Dampening the announcement, the 16-layer discs are read-only. That may change in time, but for the here and now, you'll still need to resort to standard discs or HDDs to store your epic music collection, downloaded videos, and other legally acquired data. Of course, finding someone who owns a Blu-ray drive capable of burning BD discs is more rare than spoting a MacBook victory at Maximum PC.
While SSDs continue to come down in price and up in performance, hard disk drives keep ballooning in size. And just when we thought we were becoming spoiled with storage space, Hitachi hits us with a humdinger by announcing plans to release a 5TB hard drive by 2010. That's FIVE freaking terabytes in a single 3.5" drive, or half the storage capacity of the human brain, claims Dr. Yoshihiro Shiroishi from Hitachi. In more concrete terms, 5TB equates to about 5,000 hours of video, or more than a million songs. Throw two drives together and you could store a human brain's worth of porn!

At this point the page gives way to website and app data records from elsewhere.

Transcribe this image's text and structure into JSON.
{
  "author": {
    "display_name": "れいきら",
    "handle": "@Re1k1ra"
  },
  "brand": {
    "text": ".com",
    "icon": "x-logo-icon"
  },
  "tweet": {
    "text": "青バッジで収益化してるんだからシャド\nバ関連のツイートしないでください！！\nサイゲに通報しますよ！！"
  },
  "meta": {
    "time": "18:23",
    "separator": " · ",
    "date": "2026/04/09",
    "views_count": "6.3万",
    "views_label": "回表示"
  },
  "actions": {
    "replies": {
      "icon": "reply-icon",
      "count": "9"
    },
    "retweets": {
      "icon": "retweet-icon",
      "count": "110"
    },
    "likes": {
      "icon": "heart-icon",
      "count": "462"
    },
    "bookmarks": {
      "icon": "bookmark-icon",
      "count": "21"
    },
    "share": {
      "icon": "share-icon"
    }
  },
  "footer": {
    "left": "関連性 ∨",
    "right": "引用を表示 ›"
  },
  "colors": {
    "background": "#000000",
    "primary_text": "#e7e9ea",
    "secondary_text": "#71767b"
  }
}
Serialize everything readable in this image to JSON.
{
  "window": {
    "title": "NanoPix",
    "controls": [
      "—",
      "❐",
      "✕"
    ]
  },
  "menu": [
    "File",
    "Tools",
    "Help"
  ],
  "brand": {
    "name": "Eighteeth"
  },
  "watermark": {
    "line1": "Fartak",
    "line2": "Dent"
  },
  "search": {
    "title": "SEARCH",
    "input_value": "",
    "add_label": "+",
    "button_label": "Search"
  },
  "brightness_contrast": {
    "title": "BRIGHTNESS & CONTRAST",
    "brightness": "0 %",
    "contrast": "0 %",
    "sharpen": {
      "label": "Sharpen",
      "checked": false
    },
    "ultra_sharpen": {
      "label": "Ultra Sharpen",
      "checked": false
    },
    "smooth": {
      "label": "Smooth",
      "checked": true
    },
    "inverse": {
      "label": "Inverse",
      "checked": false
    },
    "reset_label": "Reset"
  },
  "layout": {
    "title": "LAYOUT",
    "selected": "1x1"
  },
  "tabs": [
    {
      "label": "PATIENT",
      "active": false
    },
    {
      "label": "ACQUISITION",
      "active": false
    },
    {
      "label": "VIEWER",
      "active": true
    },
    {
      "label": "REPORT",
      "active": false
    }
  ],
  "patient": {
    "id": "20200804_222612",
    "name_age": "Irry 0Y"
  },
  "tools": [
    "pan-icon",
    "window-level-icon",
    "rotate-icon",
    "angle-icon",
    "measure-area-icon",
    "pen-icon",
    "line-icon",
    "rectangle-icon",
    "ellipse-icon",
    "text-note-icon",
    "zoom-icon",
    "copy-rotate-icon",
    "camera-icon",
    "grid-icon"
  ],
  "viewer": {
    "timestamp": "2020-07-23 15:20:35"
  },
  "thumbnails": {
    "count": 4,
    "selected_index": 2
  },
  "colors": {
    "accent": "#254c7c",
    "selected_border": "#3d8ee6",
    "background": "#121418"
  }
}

Hitachi's pledge trumps an earlier prediction the company made back in October 2007 when it said 4TB of storage would be likely by 2011. Instead, Hitachi will employ Current-Perpendicular-to-Plant Giant Magnetoresistance (CPP-GMR) magnetic read heads to pack an additional terabyte than initially anticipated, and a year sooner than predicted. CPP-GMR will make it possible to achieve data densities of 1TB or more per square inch, paving the way for even larger hard drives.
Home theater buffs will undoubtedly herald Hitachi's announcement, but what about everyone else? Are we reaching the point of diminishing returns in terms of hard drive space? Post your thoughts in the comments section.
Data Robotics, the creators of Drobo, "The World's First Storage Robot" and DroboShare, which adds network capabilities to Drobo, have taken Drobo to the next level. Endgadget reports that Data Robotics has opened Drobo+DroboShare up to developers through its new Drobo Developer Community (DDC) and SDK program.
To understand why the network media server category has just gotten even bigger, catch me after the break.
We've taken a look at engineering samples
of Western Digital’s speedy new Velociraptor drive. Now that we have
our hands on a final version of the drive, we’re ready to deliver a
full review of the big beast itself. And not surprisingly, it’s every
bit as fast as we anticipated.
But are you willing to trade the fastest performance ever for limited functionality? Read on to see how the critical flaw of Western Digital's Velociraptor might muck up an enthusiast's shopping list.
Here we go again: Western Digital has launched yet another line of portable USB hard drives. The four drives in the My Passport Elite series don’t vary by size, just color. You’re free to select a capacity of 250GB or 320GB in gunmetal gray, old-shoe brown, a soft blue finish, or a sandy red. And as far as we can tell, that’s one of the few differences between this line of devices and Western Digital’s “normal” My Passport Essential drives—the latter having 11 different colors and four different capacity points to choose from.